Debut novelist Scarborough’s gritty Western mystery blends thrills with a deft take on political manipulation.
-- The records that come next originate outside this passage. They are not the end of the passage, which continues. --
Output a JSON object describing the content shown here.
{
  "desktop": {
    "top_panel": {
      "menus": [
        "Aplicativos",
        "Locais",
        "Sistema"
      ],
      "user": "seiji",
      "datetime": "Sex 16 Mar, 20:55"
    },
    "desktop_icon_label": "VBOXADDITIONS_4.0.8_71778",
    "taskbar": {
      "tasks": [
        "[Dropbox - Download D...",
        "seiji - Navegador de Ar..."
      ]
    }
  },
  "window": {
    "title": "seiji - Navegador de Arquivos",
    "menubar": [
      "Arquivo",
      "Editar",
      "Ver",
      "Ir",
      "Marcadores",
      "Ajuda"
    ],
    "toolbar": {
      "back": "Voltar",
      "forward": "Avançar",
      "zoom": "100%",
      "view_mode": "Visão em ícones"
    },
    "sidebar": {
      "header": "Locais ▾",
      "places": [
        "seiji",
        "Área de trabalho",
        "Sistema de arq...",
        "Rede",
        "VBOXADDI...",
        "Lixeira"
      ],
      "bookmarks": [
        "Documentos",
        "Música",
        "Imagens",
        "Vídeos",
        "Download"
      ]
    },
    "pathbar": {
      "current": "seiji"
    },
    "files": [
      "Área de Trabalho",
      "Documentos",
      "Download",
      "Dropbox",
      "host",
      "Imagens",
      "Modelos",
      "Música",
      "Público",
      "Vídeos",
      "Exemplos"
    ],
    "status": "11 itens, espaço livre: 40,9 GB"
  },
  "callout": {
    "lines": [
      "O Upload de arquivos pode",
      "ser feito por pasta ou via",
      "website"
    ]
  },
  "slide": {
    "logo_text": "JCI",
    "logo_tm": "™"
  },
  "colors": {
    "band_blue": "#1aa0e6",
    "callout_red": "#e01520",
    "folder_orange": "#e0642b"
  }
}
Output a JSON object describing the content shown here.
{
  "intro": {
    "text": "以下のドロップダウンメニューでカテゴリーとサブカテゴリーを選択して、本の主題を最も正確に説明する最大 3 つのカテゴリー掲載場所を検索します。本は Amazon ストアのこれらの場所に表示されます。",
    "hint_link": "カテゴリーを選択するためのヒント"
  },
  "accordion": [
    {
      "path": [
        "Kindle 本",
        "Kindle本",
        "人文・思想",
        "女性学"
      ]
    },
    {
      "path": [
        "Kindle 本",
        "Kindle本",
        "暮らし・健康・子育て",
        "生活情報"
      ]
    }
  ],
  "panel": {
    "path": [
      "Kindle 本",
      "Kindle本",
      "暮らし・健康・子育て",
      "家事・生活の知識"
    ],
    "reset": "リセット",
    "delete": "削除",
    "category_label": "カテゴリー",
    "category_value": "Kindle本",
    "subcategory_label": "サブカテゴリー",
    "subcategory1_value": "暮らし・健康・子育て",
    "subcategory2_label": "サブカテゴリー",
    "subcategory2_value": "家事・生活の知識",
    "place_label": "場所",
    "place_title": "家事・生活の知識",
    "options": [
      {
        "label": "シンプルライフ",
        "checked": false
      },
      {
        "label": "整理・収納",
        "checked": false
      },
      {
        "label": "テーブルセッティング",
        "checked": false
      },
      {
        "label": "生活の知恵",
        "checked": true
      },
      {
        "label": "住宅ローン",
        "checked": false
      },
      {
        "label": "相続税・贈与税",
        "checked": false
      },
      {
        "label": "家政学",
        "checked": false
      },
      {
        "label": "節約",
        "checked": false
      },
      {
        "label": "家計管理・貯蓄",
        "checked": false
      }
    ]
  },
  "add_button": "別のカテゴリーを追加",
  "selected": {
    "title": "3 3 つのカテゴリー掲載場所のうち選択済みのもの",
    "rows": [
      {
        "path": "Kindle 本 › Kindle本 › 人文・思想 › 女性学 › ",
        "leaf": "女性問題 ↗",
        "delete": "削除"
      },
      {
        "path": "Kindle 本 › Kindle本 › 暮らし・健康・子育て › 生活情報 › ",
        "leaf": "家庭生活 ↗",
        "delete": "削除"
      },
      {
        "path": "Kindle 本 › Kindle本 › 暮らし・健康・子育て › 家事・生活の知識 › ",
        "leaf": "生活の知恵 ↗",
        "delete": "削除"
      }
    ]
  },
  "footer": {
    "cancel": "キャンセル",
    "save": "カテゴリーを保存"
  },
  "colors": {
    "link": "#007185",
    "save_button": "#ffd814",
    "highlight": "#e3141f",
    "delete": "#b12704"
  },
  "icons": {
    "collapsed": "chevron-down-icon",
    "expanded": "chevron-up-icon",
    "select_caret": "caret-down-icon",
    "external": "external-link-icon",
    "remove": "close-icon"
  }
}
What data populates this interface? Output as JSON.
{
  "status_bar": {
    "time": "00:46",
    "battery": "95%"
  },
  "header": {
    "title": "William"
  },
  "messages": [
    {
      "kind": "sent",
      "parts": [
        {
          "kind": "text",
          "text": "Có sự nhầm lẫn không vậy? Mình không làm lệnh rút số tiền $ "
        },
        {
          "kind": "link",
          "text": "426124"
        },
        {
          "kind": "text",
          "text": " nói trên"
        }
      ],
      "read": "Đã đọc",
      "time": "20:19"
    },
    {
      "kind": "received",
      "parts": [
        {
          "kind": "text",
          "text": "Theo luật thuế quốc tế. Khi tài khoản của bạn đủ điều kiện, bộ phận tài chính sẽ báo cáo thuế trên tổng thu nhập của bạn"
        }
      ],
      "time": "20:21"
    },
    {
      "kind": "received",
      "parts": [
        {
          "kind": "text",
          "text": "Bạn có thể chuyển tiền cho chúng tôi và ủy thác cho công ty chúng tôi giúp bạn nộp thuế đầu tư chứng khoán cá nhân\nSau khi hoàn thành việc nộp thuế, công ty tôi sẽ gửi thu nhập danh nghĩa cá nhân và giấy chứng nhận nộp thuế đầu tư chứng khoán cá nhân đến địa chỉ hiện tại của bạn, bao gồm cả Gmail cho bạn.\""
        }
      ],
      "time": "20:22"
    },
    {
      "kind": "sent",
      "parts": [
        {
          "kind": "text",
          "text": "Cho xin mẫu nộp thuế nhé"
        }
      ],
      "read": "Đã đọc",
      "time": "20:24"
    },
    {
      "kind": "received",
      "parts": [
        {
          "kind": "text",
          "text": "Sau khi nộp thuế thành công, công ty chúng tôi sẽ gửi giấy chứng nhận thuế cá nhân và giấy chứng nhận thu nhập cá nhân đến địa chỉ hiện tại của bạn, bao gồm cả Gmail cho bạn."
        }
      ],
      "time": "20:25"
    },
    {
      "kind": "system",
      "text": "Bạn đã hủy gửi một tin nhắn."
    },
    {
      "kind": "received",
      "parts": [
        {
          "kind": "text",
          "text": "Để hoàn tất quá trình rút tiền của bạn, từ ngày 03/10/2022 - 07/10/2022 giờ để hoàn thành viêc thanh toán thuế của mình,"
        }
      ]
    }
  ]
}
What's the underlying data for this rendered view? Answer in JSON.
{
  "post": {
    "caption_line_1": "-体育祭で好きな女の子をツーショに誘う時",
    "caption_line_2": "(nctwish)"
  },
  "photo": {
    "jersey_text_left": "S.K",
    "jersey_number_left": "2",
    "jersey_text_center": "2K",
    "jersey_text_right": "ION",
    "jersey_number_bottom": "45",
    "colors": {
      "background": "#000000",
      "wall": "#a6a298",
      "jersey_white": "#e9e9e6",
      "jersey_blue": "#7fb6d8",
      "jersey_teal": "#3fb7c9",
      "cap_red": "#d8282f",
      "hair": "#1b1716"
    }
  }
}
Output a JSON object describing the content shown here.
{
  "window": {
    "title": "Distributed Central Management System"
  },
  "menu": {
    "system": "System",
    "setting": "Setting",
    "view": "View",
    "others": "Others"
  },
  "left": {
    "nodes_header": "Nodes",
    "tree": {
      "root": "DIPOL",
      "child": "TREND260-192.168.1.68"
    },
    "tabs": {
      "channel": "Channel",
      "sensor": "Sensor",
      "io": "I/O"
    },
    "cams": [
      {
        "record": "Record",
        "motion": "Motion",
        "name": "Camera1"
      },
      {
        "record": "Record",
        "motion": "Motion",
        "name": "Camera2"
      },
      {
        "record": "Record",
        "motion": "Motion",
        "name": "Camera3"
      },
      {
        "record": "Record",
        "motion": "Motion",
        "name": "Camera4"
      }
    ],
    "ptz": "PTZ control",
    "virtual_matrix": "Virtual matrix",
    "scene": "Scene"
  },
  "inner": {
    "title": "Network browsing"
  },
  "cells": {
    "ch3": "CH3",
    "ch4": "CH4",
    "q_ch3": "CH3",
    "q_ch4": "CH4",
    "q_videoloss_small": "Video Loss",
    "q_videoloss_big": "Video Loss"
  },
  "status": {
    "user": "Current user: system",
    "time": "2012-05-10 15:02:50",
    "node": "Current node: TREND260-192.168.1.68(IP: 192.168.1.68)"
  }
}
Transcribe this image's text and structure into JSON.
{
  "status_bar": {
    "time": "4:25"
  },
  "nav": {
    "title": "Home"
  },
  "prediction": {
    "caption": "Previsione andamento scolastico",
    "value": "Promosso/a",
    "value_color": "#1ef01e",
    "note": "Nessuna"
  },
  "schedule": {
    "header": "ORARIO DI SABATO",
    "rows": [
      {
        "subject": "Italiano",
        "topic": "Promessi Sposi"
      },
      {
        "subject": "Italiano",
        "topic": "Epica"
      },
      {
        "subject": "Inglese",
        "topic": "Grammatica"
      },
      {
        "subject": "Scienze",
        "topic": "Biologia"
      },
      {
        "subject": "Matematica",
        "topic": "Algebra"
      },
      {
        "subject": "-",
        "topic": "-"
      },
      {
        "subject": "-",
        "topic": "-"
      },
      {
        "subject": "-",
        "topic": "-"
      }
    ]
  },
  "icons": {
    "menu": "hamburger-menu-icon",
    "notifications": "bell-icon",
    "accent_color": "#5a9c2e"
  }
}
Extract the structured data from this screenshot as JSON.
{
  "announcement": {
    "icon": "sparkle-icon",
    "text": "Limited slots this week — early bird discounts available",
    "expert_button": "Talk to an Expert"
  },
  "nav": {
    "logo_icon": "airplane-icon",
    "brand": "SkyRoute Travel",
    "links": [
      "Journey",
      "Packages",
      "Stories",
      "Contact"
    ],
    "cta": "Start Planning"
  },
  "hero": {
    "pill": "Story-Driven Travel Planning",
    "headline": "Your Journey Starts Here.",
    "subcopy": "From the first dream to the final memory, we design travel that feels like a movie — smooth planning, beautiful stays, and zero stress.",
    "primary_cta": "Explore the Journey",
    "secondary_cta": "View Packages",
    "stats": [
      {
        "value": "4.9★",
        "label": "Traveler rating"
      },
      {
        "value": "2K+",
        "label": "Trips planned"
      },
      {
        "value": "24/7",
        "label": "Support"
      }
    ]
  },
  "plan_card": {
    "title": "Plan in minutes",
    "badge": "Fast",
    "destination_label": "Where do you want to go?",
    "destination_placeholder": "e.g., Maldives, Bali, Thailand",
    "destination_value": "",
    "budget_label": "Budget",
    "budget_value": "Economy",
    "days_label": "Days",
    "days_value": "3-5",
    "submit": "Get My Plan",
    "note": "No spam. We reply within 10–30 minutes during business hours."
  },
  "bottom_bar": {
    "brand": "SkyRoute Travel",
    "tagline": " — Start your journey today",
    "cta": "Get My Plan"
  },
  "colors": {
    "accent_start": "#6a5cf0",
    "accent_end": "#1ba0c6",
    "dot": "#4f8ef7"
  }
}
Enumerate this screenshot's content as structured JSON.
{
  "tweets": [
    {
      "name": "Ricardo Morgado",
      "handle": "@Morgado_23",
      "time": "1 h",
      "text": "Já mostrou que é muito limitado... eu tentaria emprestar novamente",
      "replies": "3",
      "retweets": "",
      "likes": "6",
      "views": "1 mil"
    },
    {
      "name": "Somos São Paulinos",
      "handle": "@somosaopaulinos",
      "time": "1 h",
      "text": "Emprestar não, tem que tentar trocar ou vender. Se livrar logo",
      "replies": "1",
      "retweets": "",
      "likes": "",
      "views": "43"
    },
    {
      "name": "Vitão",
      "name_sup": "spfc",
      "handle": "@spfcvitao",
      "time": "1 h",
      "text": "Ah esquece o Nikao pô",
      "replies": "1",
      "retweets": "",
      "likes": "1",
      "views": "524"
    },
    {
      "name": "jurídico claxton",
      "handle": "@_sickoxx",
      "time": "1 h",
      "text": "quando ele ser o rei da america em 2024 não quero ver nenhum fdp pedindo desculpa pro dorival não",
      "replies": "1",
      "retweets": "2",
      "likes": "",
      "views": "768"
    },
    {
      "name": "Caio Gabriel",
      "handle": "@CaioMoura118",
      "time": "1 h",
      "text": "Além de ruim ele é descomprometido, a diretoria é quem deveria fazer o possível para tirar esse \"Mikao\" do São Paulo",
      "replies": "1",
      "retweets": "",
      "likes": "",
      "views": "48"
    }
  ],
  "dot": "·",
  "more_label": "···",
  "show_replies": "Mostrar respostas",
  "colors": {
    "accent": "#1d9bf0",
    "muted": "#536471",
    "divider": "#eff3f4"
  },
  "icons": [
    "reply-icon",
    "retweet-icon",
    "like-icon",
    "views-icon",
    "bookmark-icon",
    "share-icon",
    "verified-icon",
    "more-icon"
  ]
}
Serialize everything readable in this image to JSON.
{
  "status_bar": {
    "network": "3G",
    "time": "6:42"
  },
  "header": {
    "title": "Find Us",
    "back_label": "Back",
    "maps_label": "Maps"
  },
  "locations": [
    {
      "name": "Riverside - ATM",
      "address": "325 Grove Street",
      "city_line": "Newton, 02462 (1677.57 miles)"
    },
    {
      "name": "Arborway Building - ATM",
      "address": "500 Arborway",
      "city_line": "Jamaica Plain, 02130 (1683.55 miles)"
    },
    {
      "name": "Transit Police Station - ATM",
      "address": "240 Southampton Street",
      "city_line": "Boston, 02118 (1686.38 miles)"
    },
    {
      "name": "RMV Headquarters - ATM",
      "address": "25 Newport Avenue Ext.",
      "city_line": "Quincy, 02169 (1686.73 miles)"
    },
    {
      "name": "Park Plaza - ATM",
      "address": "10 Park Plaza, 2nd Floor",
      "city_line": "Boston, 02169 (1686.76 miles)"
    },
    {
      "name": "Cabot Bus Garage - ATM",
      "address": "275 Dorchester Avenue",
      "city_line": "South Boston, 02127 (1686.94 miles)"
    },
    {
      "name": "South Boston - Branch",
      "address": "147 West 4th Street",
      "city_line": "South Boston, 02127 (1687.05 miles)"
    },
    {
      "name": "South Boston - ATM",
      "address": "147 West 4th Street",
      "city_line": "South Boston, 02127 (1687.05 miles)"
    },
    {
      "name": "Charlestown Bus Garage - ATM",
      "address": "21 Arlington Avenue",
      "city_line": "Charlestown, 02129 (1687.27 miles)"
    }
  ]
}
Former Texas Ranger Oswald “Oz” Nightingale is in a rut. After a particularly dark case involving the death of a friend, and another in which he was wrongfully accused of theft, he quit the Rangers and struck out on his own. But he did truly love serving his community, so when a friend in the governor’s office offers him a job, he jumps at the chance. With drought threatening, Oz is tasked with convincing Constance Dearborn, a stubborn landowner, to sell, which would allow the state to build a new reservoir and guarantee clean water for his beloved hometown of Broken Rock, among many others. Oz attempts to strike a fair deal and shield Mrs. Dearborn from the harsh reality of an eminent-domain seizure. But matters are more complicated than they seem, and soon threats, potentially violent environmental activists, and even family feuds come into play. When Mrs. Dearborn turns up dead and a teenager named Cayden becomes a prime suspect, Oz has to choose between the law and the greater good in a world filled with less-than-honest characters and shifting, hidden motives. The story is fast-paced and engaging, with a breadth of secondary characters standing with or against Oz. Scarborough does an impressive job of making sure that these characters are distinct and memorable, so that readers won’t lose the thread among the twists and turns. Likewise, the prose is mostly strong and direct, providing illuminating descriptions, although characters’ names are sometimes overused, in lieu of pronouns: “Nightingale and McGowan had been in touch through the years. Nightingale knew McGowan worked hard to get to be the right-hand man to the governor, so he was not surprised at McGowan’s status.”
An often engrossing thriller.